Source data:
'''

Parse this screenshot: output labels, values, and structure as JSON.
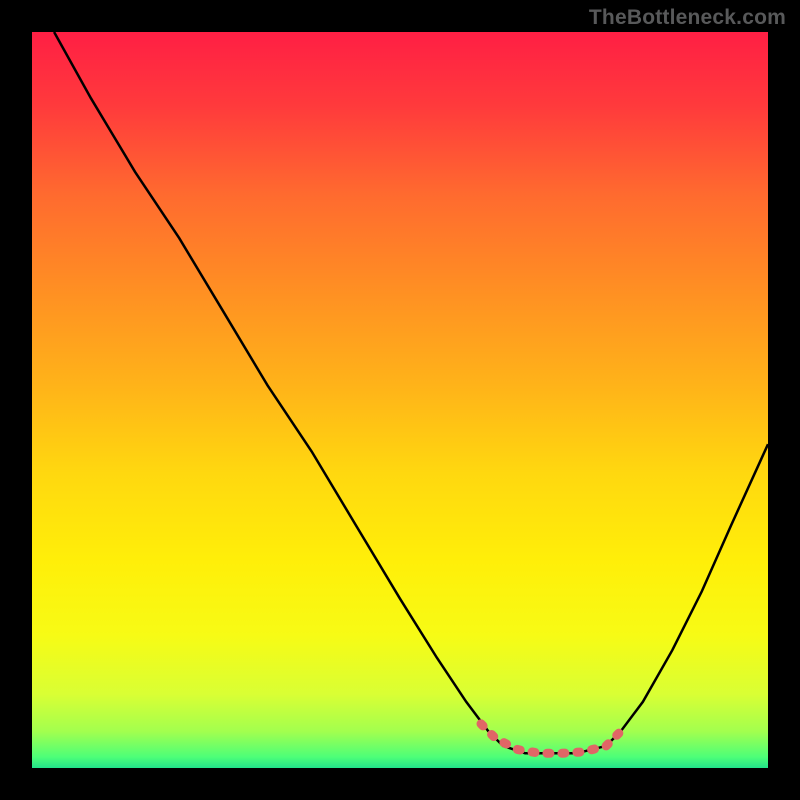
{
  "watermark": "TheBottleneck.com",
  "colors": {
    "frame": "#000000",
    "curve": "#000000",
    "marker": "#e06666",
    "gradient_stops": [
      {
        "offset": 0.0,
        "color": "#ff1f44"
      },
      {
        "offset": 0.1,
        "color": "#ff3a3c"
      },
      {
        "offset": 0.22,
        "color": "#ff6a2f"
      },
      {
        "offset": 0.35,
        "color": "#ff8f23"
      },
      {
        "offset": 0.48,
        "color": "#ffb319"
      },
      {
        "offset": 0.6,
        "color": "#ffd80f"
      },
      {
        "offset": 0.72,
        "color": "#ffef09"
      },
      {
        "offset": 0.82,
        "color": "#f7fb15"
      },
      {
        "offset": 0.9,
        "color": "#d9ff34"
      },
      {
        "offset": 0.95,
        "color": "#a3ff4e"
      },
      {
        "offset": 0.985,
        "color": "#4dff78"
      },
      {
        "offset": 1.0,
        "color": "#22e38a"
      }
    ]
  },
  "chart_data": {
    "type": "line",
    "title": "",
    "xlabel": "",
    "ylabel": "",
    "xlim": [
      0,
      100
    ],
    "ylim": [
      0,
      100
    ],
    "series": [
      {
        "name": "bottleneck-curve",
        "x": [
          3,
          8,
          14,
          20,
          26,
          32,
          38,
          44,
          50,
          55,
          59,
          62,
          64,
          67,
          70,
          74,
          78,
          80,
          83,
          87,
          91,
          95,
          100
        ],
        "y": [
          100,
          91,
          81,
          72,
          62,
          52,
          43,
          33,
          23,
          15,
          9,
          5,
          3,
          2,
          2,
          2,
          3,
          5,
          9,
          16,
          24,
          33,
          44
        ]
      }
    ],
    "marker": {
      "name": "optimal-zone",
      "x": [
        61,
        63,
        66,
        69,
        72,
        75,
        78,
        80
      ],
      "y": [
        6,
        4,
        2.5,
        2,
        2,
        2.2,
        3,
        5
      ]
    },
    "marker_stroke_width_px": 9
  }
}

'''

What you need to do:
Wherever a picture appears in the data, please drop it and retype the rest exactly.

Solution for this exercise:
Parse this screenshot: output labels, values, and structure as JSON.
{
  "watermark": "TheBottleneck.com",
  "colors": {
    "frame": "#000000",
    "curve": "#000000",
    "marker": "#e06666",
    "gradient_stops": [
      {
        "offset": 0.0,
        "color": "#ff1f44"
      },
      {
        "offset": 0.1,
        "color": "#ff3a3c"
      },
      {
        "offset": 0.22,
        "color": "#ff6a2f"
      },
      {
        "offset": 0.35,
        "color": "#ff8f23"
      },
      {
        "offset": 0.48,
        "color": "#ffb319"
      },
      {
        "offset": 0.6,
        "color": "#ffd80f"
      },
      {
        "offset": 0.72,
        "color": "#ffef09"
      },
      {
        "offset": 0.82,
        "color": "#f7fb15"
      },
      {
        "offset": 0.9,
        "color": "#d9ff34"
      },
      {
        "offset": 0.95,
        "color": "#a3ff4e"
      },
      {
        "offset": 0.985,
        "color": "#4dff78"
      },
      {
        "offset": 1.0,
        "color": "#22e38a"
      }
    ]
  },
  "chart_data": {
    "type": "line",
    "title": "",
    "xlabel": "",
    "ylabel": "",
    "xlim": [
      0,
      100
    ],
    "ylim": [
      0,
      100
    ],
    "series": [
      {
        "name": "bottleneck-curve",
        "x": [
          3,
          8,
          14,
          20,
          26,
          32,
          38,
          44,
          50,
          55,
          59,
          62,
          64,
          67,
          70,
          74,
          78,
          80,
          83,
          87,
          91,
          95,
          100
        ],
        "y": [
          100,
          91,
          81,
          72,
          62,
          52,
          43,
          33,
          23,
          15,
          9,
          5,
          3,
          2,
          2,
          2,
          3,
          5,
          9,
          16,
          24,
          33,
          44
        ]
      }
    ],
    "marker": {
      "name": "optimal-zone",
      "x": [
        61,
        63,
        66,
        69,
        72,
        75,
        78,
        80
      ],
      "y": [
        6,
        4,
        2.5,
        2,
        2,
        2.2,
        3,
        5
      ]
    },
    "marker_stroke_width_px": 9
  }
}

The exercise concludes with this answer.